If you're a horror fan, it can be difficult to think of another artist whose work rivals the shocking images and ideas of David Cronenberg. Director of gory and often disturbing films such as "Dead Ringers," "The Fly," and "Videodrome," Cronenberg is no stranger to controversy, as when Ted Turner tried to yank the NC-17 "Crash" from his company's release schedule (via CNN). Things like that happen when your body of work includes purring, cooing televisions, and a man's head exploding.

But the Canadian filmmaker uses body horror, sex, and violence primarily to explore pet themes of transformation, existentialism, and how far human beings will go to experience new sensations. Few horror creators can rival him in combining often revolting imagery, deep philosophy, and an underlying dry humor.
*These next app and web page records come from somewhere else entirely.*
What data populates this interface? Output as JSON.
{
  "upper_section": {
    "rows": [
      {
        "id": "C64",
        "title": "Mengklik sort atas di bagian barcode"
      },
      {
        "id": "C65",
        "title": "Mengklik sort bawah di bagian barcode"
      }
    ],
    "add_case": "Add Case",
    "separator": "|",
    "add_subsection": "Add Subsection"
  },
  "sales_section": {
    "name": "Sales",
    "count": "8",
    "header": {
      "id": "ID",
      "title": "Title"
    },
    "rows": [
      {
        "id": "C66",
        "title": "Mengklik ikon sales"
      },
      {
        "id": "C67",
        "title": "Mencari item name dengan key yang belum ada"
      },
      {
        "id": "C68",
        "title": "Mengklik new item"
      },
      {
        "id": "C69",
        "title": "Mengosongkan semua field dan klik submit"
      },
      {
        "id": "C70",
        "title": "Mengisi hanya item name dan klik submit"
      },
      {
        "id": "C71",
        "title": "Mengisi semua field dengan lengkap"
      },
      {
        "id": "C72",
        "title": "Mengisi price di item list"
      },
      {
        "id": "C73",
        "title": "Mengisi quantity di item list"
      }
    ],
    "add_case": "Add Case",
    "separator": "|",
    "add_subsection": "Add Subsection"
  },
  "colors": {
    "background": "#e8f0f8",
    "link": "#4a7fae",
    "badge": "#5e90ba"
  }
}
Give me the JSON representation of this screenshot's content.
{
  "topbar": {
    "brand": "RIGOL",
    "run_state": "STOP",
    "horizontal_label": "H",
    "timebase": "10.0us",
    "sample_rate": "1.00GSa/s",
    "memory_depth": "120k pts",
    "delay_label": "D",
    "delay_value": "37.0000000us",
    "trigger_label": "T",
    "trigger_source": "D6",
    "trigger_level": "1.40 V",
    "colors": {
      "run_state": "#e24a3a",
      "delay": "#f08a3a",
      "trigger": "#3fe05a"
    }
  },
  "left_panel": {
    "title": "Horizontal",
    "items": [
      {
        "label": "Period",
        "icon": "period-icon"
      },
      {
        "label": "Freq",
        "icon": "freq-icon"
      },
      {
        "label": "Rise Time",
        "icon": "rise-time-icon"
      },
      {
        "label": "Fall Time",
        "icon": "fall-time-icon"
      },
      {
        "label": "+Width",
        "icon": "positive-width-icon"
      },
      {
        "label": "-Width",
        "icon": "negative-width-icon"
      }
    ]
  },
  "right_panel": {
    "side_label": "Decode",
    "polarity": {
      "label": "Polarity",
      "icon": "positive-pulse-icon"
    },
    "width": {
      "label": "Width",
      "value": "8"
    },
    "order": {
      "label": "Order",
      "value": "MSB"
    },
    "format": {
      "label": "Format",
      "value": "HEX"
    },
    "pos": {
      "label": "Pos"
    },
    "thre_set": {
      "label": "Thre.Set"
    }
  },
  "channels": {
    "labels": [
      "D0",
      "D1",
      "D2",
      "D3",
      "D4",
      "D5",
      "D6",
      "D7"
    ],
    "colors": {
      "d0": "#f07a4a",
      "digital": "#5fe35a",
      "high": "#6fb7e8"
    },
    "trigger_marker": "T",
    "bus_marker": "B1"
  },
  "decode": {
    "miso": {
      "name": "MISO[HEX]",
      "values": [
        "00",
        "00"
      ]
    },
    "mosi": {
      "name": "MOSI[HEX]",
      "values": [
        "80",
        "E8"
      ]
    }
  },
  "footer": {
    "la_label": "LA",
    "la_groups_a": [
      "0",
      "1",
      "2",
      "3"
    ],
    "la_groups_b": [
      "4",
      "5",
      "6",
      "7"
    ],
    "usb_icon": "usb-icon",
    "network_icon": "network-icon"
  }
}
So when Redditors agree that one horror artist is "the David Cronenberg of manga," it's quite the sign of respect. Here's more about the creator and why he warrants such a title.
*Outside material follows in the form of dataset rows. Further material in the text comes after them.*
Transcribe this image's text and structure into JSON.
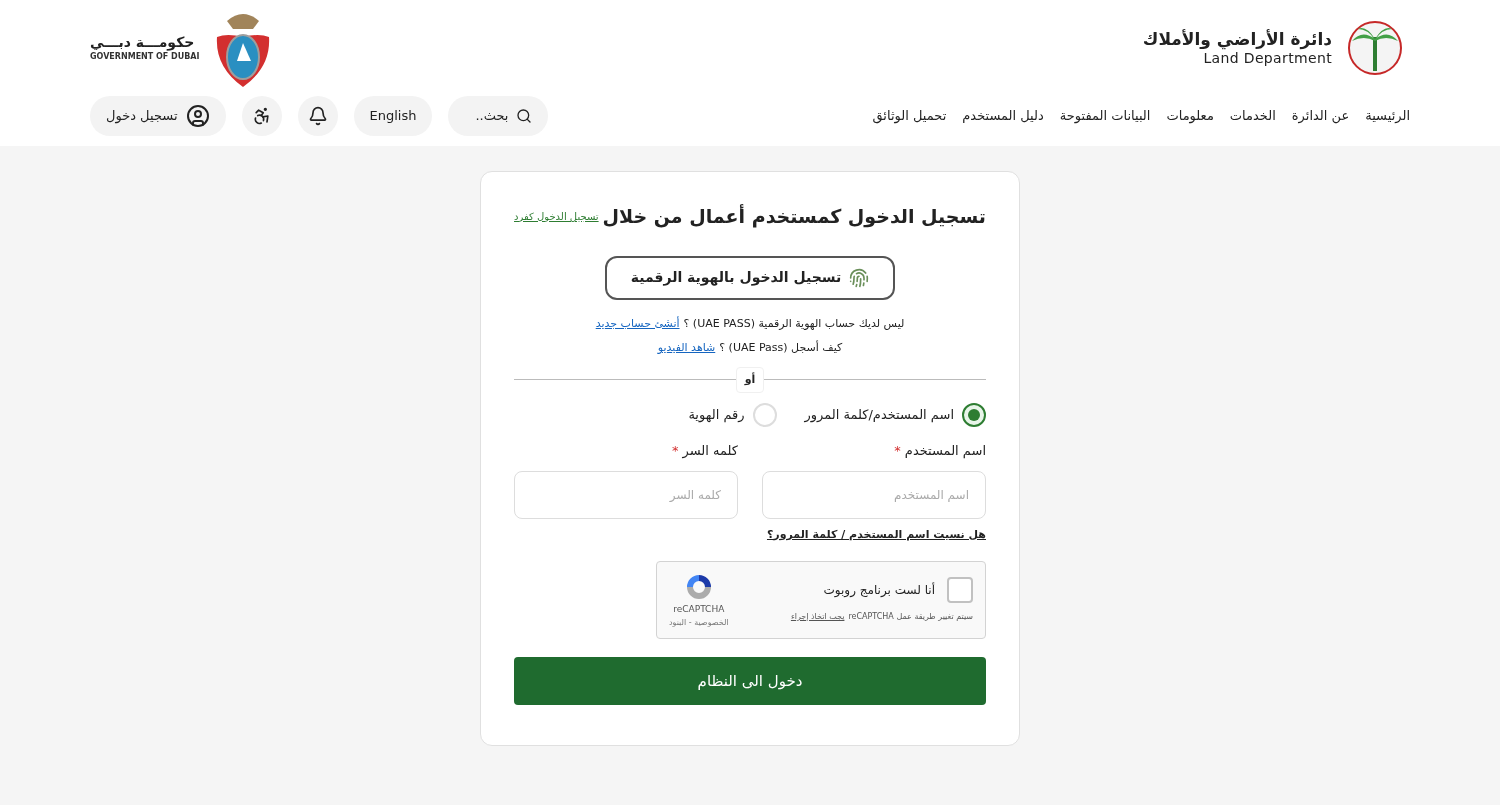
{
  "header": {
    "land_logo": {
      "arabic": "دائرة الأراضي والأملاك",
      "english": "Land Department"
    },
    "gov_logo": {
      "arabic": "حكومـــة دبـــي",
      "english": "GOVERNMENT OF DUBAI"
    },
    "nav": [
      {
        "label": "الرئيسية"
      },
      {
        "label": "عن الدائرة"
      },
      {
        "label": "الخدمات"
      },
      {
        "label": "معلومات"
      },
      {
        "label": "البيانات المفتوحة"
      },
      {
        "label": "دليل المستخدم"
      },
      {
        "label": "تحميل الوثائق"
      }
    ],
    "tools": [
      {
        "kind": "search",
        "label": "بحث.."
      },
      {
        "kind": "language",
        "label": "English"
      },
      {
        "kind": "notifications"
      },
      {
        "kind": "accessibility"
      },
      {
        "kind": "login",
        "label": "تسجيل دخول"
      }
    ]
  },
  "login": {
    "title": "تسجيل الدخول كمستخدم أعمال من خلال",
    "individual_link": "تسجيل الدخول كفرد",
    "uaepass_button": "تسجيل الدخول بالهوية الرقمية",
    "help_lines": [
      {
        "text": "ليس لديك حساب الهوية الرقمية (UAE PASS) ؟",
        "link": "أنشئ حساب جديد"
      },
      {
        "text": "كيف أسجل (UAE Pass) ؟",
        "link": "شاهد الفيديو"
      }
    ],
    "divider": "أو",
    "methods": [
      {
        "label": "اسم المستخدم/كلمة المرور",
        "selected": true
      },
      {
        "label": "رقم الهوية",
        "selected": false
      }
    ],
    "fields": [
      {
        "label": "اسم المستخدم",
        "required_mark": "*",
        "placeholder": "اسم المستخدم"
      },
      {
        "label": "كلمه السر",
        "required_mark": "*",
        "placeholder": "كلمه السر"
      }
    ],
    "forgot_link": "هل نسيت اسم المستخدم / كلمة المرور؟",
    "captcha": {
      "checked": false,
      "label": "أنا لست برنامج روبوت",
      "notice": "سيتم تغيير طريقة عمل reCAPTCHA",
      "notice_link": "يجب اتخاذ إجراء",
      "brand": "reCAPTCHA",
      "terms": "الخصوصية - البنود"
    },
    "submit": "دخول الى النظام"
  }
}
Junji Ito is known for horror creations like Tomie

Redditor sifsand posted in r/horror that "Junji Ito is a [J]apanese manga artist best known for his horror work such as Uzumaki or Gyo. The best way I can describe him is he's the David Cronenberg of manga." Dozens of comments agreed with them. User JasmineErdmann replied, "There's an originality to his work and he's a master of not explaining things, no matter how grotesque what he shows is it always feels like it's just the edges of something even worse."
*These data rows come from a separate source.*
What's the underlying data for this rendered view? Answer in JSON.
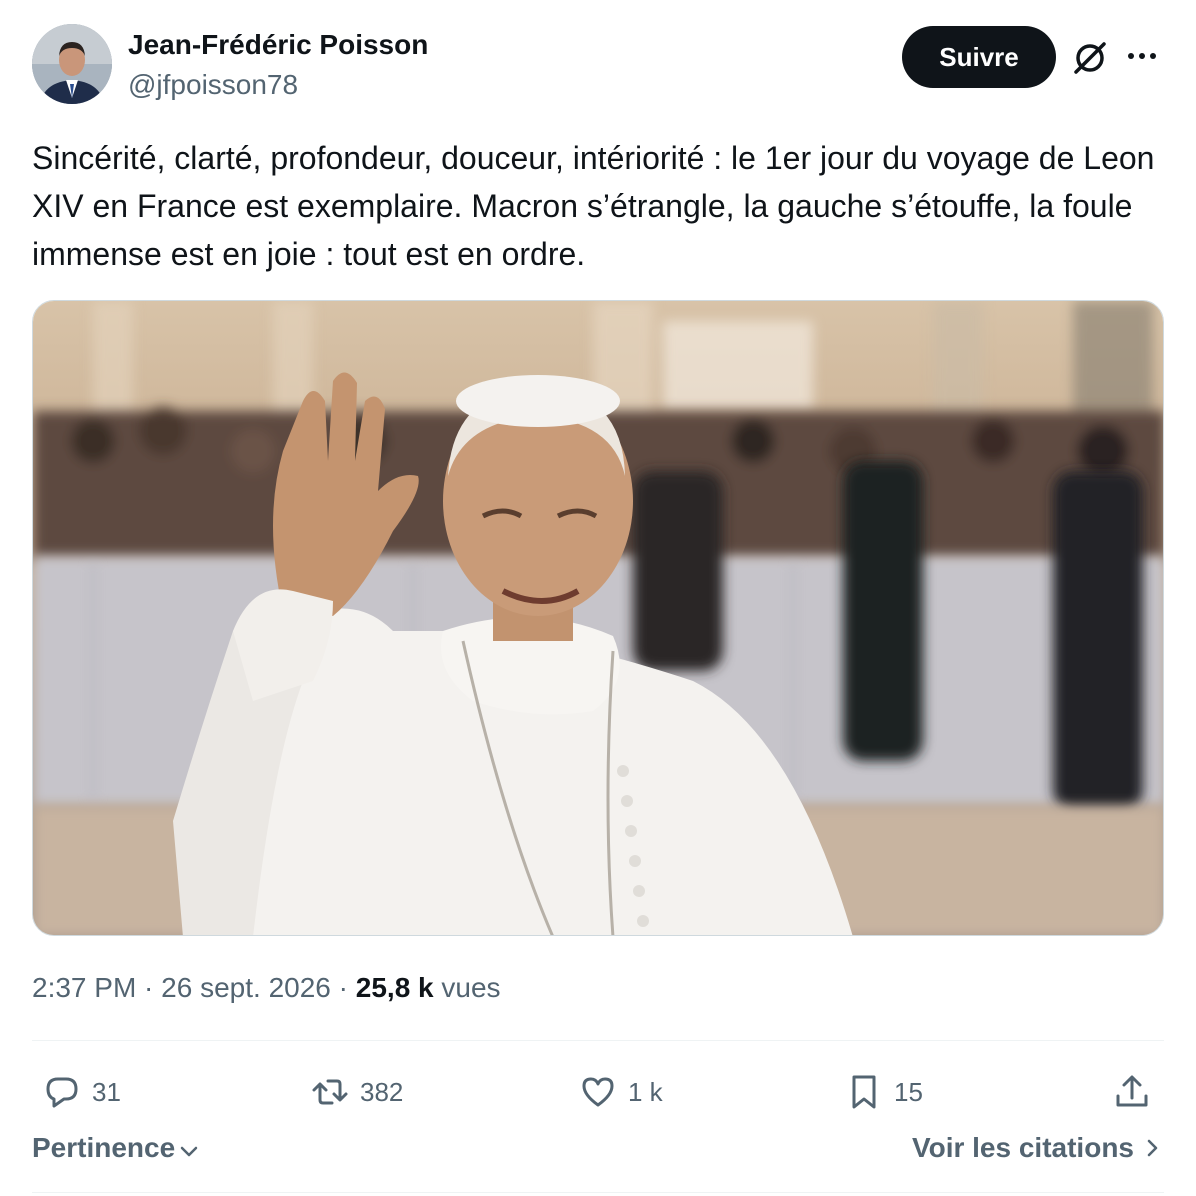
{
  "author": {
    "name": "Jean-Frédéric Poisson",
    "handle": "@jfpoisson78"
  },
  "header": {
    "follow_label": "Suivre",
    "icons": [
      "grok-icon",
      "more-icon"
    ]
  },
  "tweet": {
    "text": "Sincérité, clarté, profondeur, douceur, intériorité : le 1er jour du voyage de Leon XIV en France est exemplaire. Macron s’étrangle, la gauche s’étouffe, la foule immense est en joie : tout est en ordre."
  },
  "meta": {
    "time": "2:37 PM",
    "separator": " · ",
    "date": "26 sept. 2026",
    "views_count": "25,8 k",
    "views_label": "vues"
  },
  "actions": {
    "replies": "31",
    "reposts": "382",
    "likes": "1 k",
    "bookmarks": "15"
  },
  "footer": {
    "sort_label": "Pertinence",
    "quotes_label": "Voir les citations"
  },
  "colors": {
    "text": "#0f1419",
    "secondary": "#536471",
    "button_bg": "#0f1419",
    "divider": "#eff3f4"
  }
}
Ito has earned such comparisons to Cronenberg and cult writer Thomas Ligotti. Comics of his like "Uzumaki" traffic in feverish, hallucinatory body horror imagery while retaining an absurd kind of black comedy. His most iconic creation may be Tomie, the beautiful young girl who inadvertently drives men – and women – to murderous obsession over her. Yet Tomie can't actually die – no matter how often she's seemingly killed and dismembered. 

The artist has had plenty of success in Japan, with film adaptations of "Tomie" and "Uzumaki" both seeing releases and sequels. However, with a delayed four-episode anime adaptation of "Uzumaki" now set to premiere in America this year (via Adult Swim), Ito may finally be getting the notoriety here that he deserves. Hopefully, he won't meet the same fate as Cronenberg and face demands for his work to be shelved, but we'll find out what happens when "Uzumaki" arrives later in 2021.